Please state how many lines of the records hold the string "shall", giving nothing but the number.

--- --- ---

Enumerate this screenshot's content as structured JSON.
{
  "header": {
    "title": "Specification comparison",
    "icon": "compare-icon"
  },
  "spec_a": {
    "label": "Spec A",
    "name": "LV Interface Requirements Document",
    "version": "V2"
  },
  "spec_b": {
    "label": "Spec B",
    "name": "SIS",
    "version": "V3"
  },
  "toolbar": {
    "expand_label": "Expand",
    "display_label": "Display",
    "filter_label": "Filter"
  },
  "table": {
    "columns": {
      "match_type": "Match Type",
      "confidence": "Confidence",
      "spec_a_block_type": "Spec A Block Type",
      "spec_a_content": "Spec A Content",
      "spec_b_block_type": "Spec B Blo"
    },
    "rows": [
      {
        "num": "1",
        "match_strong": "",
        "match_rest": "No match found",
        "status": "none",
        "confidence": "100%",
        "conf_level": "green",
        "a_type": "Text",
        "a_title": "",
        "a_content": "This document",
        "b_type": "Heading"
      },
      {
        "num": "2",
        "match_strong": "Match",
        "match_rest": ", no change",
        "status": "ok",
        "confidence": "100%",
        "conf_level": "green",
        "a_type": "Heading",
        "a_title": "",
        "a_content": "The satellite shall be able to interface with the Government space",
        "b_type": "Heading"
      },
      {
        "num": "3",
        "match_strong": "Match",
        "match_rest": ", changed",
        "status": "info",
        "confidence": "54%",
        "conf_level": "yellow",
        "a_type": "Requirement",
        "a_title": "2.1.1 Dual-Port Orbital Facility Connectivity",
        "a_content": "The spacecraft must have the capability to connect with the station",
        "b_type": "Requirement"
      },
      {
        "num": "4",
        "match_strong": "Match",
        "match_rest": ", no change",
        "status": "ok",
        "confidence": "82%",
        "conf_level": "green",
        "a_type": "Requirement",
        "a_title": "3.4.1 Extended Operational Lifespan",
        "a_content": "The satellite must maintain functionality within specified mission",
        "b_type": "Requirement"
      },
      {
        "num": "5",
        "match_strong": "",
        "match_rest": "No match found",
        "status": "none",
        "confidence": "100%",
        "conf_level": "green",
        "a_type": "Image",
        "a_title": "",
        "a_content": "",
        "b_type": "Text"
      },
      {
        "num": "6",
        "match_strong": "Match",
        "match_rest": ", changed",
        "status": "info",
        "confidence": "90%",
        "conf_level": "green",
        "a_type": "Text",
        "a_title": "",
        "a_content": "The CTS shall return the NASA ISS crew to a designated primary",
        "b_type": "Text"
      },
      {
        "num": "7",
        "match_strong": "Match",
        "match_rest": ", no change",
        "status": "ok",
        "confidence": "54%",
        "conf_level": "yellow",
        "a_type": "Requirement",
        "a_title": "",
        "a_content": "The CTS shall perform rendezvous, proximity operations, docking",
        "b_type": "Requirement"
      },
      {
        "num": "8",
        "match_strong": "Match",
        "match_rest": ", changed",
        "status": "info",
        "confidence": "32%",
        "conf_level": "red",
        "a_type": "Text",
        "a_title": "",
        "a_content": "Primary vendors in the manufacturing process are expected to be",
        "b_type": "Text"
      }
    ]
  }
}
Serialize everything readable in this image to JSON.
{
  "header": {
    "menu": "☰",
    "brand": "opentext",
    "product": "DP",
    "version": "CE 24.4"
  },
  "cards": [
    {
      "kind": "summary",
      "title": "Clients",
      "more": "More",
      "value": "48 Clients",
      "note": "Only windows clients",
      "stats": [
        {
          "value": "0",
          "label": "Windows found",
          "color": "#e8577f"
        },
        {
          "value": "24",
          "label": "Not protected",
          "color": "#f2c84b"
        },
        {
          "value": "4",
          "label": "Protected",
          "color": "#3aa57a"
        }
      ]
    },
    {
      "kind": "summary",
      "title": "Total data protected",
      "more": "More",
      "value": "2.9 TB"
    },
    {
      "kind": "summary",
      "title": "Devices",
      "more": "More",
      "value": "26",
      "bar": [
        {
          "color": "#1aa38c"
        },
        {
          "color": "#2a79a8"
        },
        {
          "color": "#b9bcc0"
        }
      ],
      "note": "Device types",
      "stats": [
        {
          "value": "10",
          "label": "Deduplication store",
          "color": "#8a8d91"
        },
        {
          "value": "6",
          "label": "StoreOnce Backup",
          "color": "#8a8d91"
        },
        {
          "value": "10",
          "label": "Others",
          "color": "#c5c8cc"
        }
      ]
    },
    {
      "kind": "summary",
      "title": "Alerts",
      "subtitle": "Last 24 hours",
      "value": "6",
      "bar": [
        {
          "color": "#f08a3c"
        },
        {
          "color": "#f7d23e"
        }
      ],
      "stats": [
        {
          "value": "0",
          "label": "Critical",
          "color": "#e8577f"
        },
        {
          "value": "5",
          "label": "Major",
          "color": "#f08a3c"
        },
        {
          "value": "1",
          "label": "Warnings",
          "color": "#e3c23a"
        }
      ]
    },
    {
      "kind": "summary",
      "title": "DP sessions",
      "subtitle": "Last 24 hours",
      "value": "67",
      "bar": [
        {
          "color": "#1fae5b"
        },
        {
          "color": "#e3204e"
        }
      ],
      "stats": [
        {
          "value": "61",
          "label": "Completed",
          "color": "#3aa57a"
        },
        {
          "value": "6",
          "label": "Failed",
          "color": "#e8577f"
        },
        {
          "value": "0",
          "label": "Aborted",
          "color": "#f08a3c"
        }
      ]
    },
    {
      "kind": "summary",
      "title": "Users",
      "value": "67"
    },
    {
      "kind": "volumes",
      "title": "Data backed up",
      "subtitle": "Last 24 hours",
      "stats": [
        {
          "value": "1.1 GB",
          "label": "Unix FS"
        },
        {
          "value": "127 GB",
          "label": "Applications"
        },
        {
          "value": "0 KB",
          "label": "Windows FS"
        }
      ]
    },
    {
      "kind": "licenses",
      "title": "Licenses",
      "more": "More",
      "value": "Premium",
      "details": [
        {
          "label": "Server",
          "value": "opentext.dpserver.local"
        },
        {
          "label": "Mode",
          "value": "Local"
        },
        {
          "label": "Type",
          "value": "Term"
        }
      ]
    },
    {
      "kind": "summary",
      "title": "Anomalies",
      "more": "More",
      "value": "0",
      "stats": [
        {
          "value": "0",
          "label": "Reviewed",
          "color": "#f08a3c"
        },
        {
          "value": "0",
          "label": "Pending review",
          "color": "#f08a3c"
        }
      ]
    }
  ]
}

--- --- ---

• **RESULT OF THIS EXERCISE**
3